But Christian Wiman, editor of Poetry magazine, sees Leiby’s view as “professionalizing the process a little too much,” and supports Stein’s decision (if not the way it was initially communicated). “A new editor needs to make a statement,” says Wiman, who recalls declining to publish about five poems previously accepted by Joseph Parisi, his predecessor at Poetry, in 2003. “You can’t just publish everything that’s flying around if it doesn’t contribute to the statement you’re trying to make.”
The recent controversy at the Paris Review—“the Purge,” as it became known on the Web—is reminiscent of an earlier changing of the editorial guard in 2005, when a large number of poems accepted by Richard Howard, then the poetry editor, were refused by the magazine’s new editors. Ironically, one of those poems was by Creswell, which lends his current status as the magazine’s poetry editor a karmic inevitability.
“No one even got in touch with him,” says Stein, who has known Creswell for years. “I myself had written freelance magazine pieces that had been killed, so when Robyn’s poem wasn’t used, neither of us thought that much of it. We laughed it off.”

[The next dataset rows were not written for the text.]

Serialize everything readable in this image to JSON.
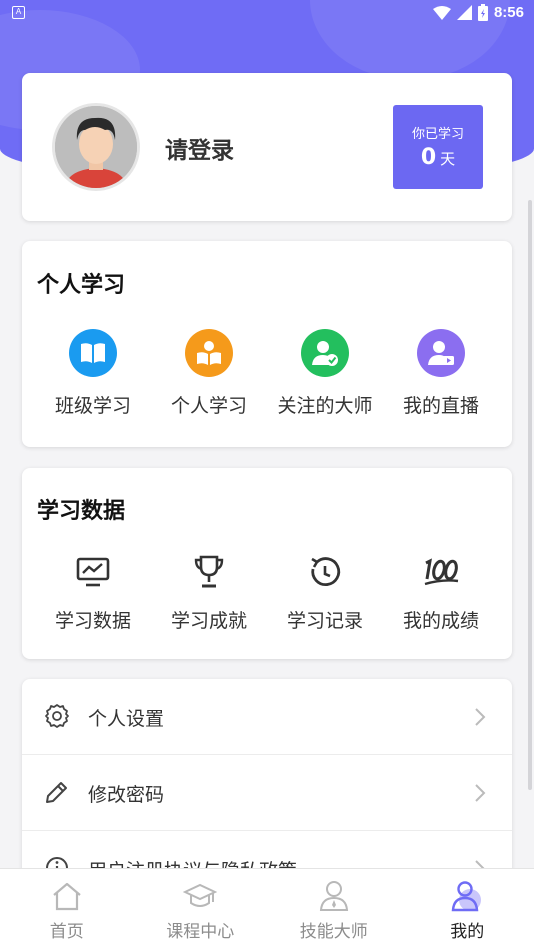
{
  "status_bar": {
    "time": "8:56",
    "app_icon_letter": "A"
  },
  "profile": {
    "login_label": "请登录",
    "days_caption": "你已学习",
    "days_value": "0",
    "days_unit": "天"
  },
  "personal_learning": {
    "title": "个人学习",
    "items": [
      {
        "label": "班级学习",
        "icon": "book-icon",
        "color": "#1a9bf0"
      },
      {
        "label": "个人学习",
        "icon": "reading-icon",
        "color": "#f59a1b"
      },
      {
        "label": "关注的大师",
        "icon": "master-icon",
        "color": "#23bf5e"
      },
      {
        "label": "我的直播",
        "icon": "live-icon",
        "color": "#8b6ef0"
      }
    ]
  },
  "learning_data": {
    "title": "学习数据",
    "items": [
      {
        "label": "学习数据",
        "icon": "monitor-chart-icon"
      },
      {
        "label": "学习成就",
        "icon": "trophy-icon"
      },
      {
        "label": "学习记录",
        "icon": "history-icon"
      },
      {
        "label": "我的成绩",
        "icon": "score-100-icon"
      }
    ]
  },
  "settings": [
    {
      "label": "个人设置",
      "icon": "gear-icon"
    },
    {
      "label": "修改密码",
      "icon": "pencil-icon"
    },
    {
      "label": "用户注册协议与隐私政策",
      "icon": "info-icon"
    }
  ],
  "tabs": [
    {
      "label": "首页",
      "icon": "home-icon",
      "active": false
    },
    {
      "label": "课程中心",
      "icon": "graduation-cap-icon",
      "active": false
    },
    {
      "label": "技能大师",
      "icon": "master-outline-icon",
      "active": false
    },
    {
      "label": "我的",
      "icon": "user-icon",
      "active": true
    }
  ],
  "colors": {
    "brand": "#6f6cf5",
    "days_box": "#6c68f2"
  }
}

No one’s laughing now.
Kevin Nance is a contributing editor of Poets & Writers Magazine.